WHEN DOES THE NEW ACT APPLY?
This will depend on when you entered into the tenancy agreement. Although the act came into force June 2019, it is being introduced in stages. It is important to check
which of the following categories you fall into so that you can determine if you have been incorrectly charged any fees.
Any new tenancy agreement entered into on or after 01 June 2019 will be subject to the new fees act and so you cannot be lawfully charged for anything other than what
is listed above. If you entered a tenancy agreement prior to 01 June 2019, your Landlord/agent can still continue to charge fees as listed in any existing tenancy
agreement up until 31 May 2020.
From 01 June 2020 the act will apply to all assured shorthold tenancies, tenancies of student accommodation and licences to occupy housing in the private sector
in England. This means that after this date landlords and agents will not be able to charge any fee (apart from the fees allowed as listed in the first table above).

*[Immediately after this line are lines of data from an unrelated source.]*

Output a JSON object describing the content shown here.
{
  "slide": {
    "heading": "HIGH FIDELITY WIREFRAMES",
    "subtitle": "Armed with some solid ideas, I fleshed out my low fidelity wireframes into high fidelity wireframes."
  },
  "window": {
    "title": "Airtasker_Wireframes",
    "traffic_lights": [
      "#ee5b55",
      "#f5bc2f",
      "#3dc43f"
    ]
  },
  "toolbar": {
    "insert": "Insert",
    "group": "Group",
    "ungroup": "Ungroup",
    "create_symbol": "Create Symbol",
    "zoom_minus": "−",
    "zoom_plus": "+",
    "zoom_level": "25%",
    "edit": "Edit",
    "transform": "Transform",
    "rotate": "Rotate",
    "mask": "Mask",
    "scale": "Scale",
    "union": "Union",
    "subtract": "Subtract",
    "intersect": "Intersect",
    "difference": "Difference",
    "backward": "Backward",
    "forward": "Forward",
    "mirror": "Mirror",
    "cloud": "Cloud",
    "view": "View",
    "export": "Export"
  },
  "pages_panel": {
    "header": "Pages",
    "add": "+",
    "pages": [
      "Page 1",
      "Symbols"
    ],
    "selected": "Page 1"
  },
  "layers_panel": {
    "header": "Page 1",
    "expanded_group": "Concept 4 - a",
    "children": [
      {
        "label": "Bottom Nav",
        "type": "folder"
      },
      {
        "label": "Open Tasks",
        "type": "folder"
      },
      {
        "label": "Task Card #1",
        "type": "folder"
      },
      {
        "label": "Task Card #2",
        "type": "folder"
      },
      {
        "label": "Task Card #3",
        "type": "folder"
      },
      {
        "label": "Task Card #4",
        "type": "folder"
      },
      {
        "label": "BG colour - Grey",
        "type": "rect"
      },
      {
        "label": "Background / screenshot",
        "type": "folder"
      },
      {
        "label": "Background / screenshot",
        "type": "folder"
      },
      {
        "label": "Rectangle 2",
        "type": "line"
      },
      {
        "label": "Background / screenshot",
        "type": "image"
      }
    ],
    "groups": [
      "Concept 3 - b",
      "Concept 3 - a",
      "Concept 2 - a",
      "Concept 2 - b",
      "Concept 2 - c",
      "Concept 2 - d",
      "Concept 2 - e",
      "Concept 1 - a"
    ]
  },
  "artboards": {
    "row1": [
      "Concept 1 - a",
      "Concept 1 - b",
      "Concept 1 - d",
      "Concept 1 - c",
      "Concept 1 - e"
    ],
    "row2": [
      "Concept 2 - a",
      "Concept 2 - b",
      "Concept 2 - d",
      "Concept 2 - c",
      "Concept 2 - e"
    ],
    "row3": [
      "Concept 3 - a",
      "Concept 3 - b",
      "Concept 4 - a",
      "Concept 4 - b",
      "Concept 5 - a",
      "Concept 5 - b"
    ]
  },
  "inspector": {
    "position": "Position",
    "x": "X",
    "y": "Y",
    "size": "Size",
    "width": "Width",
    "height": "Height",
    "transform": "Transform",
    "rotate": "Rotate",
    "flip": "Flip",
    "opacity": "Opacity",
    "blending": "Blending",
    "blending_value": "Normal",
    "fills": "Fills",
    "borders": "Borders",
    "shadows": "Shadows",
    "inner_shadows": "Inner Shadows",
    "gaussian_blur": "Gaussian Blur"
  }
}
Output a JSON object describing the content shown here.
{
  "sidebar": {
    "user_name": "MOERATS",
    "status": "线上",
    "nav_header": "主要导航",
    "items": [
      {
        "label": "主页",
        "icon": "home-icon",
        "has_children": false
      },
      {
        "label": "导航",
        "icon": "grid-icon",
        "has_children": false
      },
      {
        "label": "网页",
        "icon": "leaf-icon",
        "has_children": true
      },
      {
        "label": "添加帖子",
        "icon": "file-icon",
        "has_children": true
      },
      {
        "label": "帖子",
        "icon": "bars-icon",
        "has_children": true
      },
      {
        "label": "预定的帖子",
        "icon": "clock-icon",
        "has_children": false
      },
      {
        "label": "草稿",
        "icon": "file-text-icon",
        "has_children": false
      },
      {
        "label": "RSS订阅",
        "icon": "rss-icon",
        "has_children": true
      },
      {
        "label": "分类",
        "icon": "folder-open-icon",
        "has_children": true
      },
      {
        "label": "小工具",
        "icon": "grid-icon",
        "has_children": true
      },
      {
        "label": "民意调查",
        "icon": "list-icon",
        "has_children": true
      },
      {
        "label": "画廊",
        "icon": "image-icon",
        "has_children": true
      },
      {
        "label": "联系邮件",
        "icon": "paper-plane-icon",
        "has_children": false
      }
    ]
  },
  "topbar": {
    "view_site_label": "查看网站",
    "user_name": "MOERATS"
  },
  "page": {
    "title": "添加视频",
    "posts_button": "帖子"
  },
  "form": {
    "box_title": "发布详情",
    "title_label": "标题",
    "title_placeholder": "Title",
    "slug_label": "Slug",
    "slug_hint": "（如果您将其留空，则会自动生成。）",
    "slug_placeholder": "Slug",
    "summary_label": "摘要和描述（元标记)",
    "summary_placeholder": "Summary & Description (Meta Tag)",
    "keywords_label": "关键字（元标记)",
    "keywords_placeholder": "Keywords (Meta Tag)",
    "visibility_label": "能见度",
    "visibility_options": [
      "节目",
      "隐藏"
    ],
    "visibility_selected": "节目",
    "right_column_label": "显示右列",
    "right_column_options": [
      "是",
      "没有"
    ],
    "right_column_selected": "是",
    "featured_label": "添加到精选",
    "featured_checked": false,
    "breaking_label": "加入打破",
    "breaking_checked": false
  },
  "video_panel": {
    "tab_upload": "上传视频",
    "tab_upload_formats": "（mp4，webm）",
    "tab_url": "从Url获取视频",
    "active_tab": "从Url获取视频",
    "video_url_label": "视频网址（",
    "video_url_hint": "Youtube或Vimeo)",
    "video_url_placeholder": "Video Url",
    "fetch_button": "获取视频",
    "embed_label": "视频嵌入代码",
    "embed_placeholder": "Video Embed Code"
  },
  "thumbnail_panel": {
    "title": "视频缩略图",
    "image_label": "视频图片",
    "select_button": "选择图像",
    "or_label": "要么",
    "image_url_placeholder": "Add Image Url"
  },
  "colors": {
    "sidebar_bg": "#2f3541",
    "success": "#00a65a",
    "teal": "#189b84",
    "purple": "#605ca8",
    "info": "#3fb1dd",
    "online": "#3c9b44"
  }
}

This means that even if you entered the tenancy agreement prior to 01 June 2019, after 01 June 2020, the term of your contract requiring that fee will no longer be
binding and should not be charged. If you do accidently pay the fee, you should request this to be returned immediately and it should be returned within 28 days
WHAT CAN BE DONE IF UNLAWFUL FEES ARE CHARGED?
If you believe you are being charged fees that are prohibited under the Tenant Fees Act 2019, you can report the landlord or agent.
In the first instance you should contact your local Trading Standards office, or local council authorities. They can determine
whether an unlawful fee has been charged and where appropriate can issue financial penalties for breaches of the Tenant Fee Act.
You can find details of your local trading standards authority here.
If you have paid an unlawful fee and the landlord refuses to refund your money, there are also further options that can be pursued through the First-tier Tribunal.
The First-tier tribunal is a legal process and you should consider seeking further advice from your local Citizens Advice Bureau or a lawyer before starting the process.
If the issue is with a letting agency, you can apply to the relevant Redress Scheme. This is an impartial complaints resolution service which allows for
complaints to be made against a letting agency, if the agency has not satisfactorily resolved a complaint through their internal procedures. Every
letting agency must belong to a Government- Approved Redress Scheme and should have information about which of the 2 schemes they belong to in their
offices and on their websites.
SU Advice can provide support and information about each of these options – please feel free to contact us if you would like to book an appointment with an adviser.
Additionally, the Government have produced a really helpful guide for tenants which provides lots more information and is available